Assigned task. Tally the lines below that contain the word "content", then give the tally alone.

(Data supplied begins)

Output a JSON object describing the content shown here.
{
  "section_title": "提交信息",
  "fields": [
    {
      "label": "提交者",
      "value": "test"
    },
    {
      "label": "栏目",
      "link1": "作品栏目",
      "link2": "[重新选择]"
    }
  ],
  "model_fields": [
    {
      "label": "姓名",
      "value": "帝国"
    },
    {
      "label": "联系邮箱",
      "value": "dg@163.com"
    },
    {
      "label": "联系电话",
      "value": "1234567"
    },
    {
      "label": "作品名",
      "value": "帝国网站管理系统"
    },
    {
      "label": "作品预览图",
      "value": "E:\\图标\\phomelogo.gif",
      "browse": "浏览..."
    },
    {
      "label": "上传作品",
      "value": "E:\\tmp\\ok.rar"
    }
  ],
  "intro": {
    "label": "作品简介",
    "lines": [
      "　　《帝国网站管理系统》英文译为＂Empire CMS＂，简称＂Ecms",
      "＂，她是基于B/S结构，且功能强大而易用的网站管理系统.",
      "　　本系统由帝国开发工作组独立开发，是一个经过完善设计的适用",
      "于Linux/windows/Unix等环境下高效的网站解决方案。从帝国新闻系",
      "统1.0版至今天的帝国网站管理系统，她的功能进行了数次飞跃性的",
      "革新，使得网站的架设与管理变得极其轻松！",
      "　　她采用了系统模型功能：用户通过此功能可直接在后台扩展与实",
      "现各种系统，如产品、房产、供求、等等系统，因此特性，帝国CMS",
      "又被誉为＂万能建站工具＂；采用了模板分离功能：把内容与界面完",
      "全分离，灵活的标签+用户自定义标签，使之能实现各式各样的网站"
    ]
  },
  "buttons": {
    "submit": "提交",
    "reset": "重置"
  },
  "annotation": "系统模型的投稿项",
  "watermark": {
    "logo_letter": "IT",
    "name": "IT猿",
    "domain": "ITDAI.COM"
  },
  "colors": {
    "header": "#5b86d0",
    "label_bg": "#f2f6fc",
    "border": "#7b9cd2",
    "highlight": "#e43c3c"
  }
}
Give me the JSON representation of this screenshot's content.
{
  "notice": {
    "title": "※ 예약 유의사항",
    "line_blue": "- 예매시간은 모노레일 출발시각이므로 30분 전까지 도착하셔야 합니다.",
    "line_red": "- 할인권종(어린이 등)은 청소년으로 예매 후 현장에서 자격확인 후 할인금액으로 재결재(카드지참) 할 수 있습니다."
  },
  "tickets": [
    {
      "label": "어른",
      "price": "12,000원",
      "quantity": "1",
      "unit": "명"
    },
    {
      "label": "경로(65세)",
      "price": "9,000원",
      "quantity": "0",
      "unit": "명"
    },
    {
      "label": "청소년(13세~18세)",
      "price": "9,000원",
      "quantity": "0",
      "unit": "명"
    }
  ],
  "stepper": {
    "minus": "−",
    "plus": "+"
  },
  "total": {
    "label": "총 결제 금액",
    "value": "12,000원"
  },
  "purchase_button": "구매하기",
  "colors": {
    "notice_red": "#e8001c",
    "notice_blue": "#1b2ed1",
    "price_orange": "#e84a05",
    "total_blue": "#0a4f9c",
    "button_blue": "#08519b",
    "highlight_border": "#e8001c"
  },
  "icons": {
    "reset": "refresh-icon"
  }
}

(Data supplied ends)

Response area. 2